First, click "Options" down at the bottom. Now, click the "Emul. Time to map the joystick buttons.
Start by clicking the P0 Joystick Emjlator item, click "Map" and then press the button to represent "up" emmulator your joystick. Be sure to do that for the rest of your usp. Once you're happy with your settings, click "OK. Select one of the ROMs from your list and double click on it.
Though we'd love to bask in 8-bit NES nostalgia as well, the Raspberry Pi doesn't yet have an emulator that packs the full punch yet. While the emulators themselves are generally accepted as perfectly legal, downloading copyrighted ROMs generally isn't OK, no matter what your cousin told you about a "hour trial period" exemption or abandoned copyrights. Well, I purchase a new one from Maplin. You generally have to click through a few screens to find a download link—which is sometimes not a link but a URL to a MegaUpload page—but the process always results in a download. Want to revisit your childhood memories of Pong? Gae supports a ton of different systems and is actually pretty easy to use. While you could just load 8 bit game emulator ups ROM and mash the keyboard until you figure it all out, look through your emulator's settings to find your input options.
In our case, we'll be launching Pole Position. These graphics are amazing -- just think how far we've come since Checkers!

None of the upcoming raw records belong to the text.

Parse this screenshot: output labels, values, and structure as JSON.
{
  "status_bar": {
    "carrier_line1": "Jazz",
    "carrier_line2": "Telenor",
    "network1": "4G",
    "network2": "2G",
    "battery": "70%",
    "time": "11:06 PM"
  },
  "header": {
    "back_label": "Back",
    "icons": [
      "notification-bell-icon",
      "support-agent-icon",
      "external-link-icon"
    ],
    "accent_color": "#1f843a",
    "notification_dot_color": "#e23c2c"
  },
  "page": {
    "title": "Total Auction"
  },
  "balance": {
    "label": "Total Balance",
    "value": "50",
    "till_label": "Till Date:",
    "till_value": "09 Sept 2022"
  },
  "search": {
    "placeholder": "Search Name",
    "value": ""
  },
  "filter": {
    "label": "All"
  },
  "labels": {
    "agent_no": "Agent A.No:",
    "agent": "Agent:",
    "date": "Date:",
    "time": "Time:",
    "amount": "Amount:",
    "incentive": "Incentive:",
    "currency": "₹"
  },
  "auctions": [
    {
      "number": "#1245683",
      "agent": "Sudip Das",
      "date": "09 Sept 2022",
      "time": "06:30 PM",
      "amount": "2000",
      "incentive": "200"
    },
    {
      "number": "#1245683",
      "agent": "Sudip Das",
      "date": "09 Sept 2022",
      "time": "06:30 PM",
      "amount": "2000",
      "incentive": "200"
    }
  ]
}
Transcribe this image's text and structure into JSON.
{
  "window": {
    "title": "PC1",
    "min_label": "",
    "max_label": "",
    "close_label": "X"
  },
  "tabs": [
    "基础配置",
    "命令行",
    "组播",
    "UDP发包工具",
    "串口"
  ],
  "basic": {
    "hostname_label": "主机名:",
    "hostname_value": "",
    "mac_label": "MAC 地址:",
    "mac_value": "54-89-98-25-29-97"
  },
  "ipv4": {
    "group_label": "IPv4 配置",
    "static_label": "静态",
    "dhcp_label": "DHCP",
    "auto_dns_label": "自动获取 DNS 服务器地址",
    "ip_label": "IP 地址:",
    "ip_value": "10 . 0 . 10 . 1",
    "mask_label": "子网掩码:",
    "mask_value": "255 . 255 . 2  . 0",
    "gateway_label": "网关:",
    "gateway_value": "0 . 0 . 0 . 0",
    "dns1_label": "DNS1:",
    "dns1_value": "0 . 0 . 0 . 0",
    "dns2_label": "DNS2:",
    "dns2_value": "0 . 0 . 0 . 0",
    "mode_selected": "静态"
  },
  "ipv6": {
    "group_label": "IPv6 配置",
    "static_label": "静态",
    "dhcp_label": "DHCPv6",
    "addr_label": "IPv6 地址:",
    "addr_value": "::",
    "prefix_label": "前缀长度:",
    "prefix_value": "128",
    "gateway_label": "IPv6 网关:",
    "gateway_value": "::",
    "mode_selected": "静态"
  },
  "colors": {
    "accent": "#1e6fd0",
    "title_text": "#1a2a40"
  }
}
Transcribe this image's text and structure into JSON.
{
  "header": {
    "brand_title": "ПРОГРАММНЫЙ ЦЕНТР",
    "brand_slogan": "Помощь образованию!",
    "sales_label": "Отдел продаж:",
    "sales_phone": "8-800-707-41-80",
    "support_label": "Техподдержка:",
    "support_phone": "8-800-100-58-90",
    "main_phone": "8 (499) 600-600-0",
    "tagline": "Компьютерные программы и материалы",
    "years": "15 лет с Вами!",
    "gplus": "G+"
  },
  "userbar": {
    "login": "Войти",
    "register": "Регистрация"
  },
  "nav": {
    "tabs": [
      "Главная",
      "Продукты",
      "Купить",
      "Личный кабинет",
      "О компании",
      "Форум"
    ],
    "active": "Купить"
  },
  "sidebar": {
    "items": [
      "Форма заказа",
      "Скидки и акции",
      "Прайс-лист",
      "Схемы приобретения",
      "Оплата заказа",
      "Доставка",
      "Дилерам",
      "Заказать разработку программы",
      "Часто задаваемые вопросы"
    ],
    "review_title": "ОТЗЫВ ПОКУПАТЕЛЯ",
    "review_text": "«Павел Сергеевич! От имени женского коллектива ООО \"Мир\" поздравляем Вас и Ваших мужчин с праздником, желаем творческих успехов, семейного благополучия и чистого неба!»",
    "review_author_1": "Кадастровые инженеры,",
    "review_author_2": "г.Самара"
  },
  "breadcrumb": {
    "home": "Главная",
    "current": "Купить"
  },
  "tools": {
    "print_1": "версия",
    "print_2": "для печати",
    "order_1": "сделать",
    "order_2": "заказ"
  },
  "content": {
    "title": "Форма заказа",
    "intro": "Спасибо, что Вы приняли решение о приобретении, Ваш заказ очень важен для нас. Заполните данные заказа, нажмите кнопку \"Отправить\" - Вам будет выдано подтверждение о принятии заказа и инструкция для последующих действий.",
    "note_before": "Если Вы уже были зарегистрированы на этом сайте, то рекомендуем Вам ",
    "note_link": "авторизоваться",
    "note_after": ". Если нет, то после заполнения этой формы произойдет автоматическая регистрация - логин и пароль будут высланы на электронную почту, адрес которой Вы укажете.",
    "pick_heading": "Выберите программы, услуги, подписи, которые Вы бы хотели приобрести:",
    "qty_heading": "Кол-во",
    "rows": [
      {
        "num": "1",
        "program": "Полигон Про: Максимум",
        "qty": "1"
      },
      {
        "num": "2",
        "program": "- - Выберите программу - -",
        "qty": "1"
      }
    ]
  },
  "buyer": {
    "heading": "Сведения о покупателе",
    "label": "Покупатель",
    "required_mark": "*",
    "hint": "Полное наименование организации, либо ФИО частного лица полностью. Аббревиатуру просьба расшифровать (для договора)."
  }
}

- It sometimes took a minute or two of cartridge blowing, USB jiggling, and resetting to get the ROM files to show up correctly and uncorrupted, which was a bit annoying.
- Here are a few ways to take your personal arcade to the next level.
- Anyone who has tried plugging an old console into a modern HDTV knows the output meant for an old-fashioned cathode-ray tube doesn't always look right on modern hardware.
And that's a wrap, folks. You now have hours of Atari fun ahead of you. Atari is great, what about other systems?
Follow the instructions to install the formatting software. The SNES was hugely successful and still has a great fan base for it today. The floppy drive data cable is too short for a USB floppy emulator! Start by clicking the P0 Joystick Up item, click "Map" here then press the button to represent "up" on your joystick. You now have hours of Atari fun ahead of you. First, you'll need to have your ROMs, err legal backups, handy in a 8 bit game emulator ups gamr your system.
Though we'd love to bask in 8-bit NES nostalgia as well, the Raspberry Pi doesn't yet have an emulator that packs the full punch yet. We've tried fceultra and mednafen, two popular NES emulators, and they each deliver horrible sound quality. Also, the OpenGL support for these two apps needs some tweaking. Hopefully down the road someone will get to porting the code so that it runs a bit better on the Raspberry Pi.
For emulatorr, though, we hope you like Atari.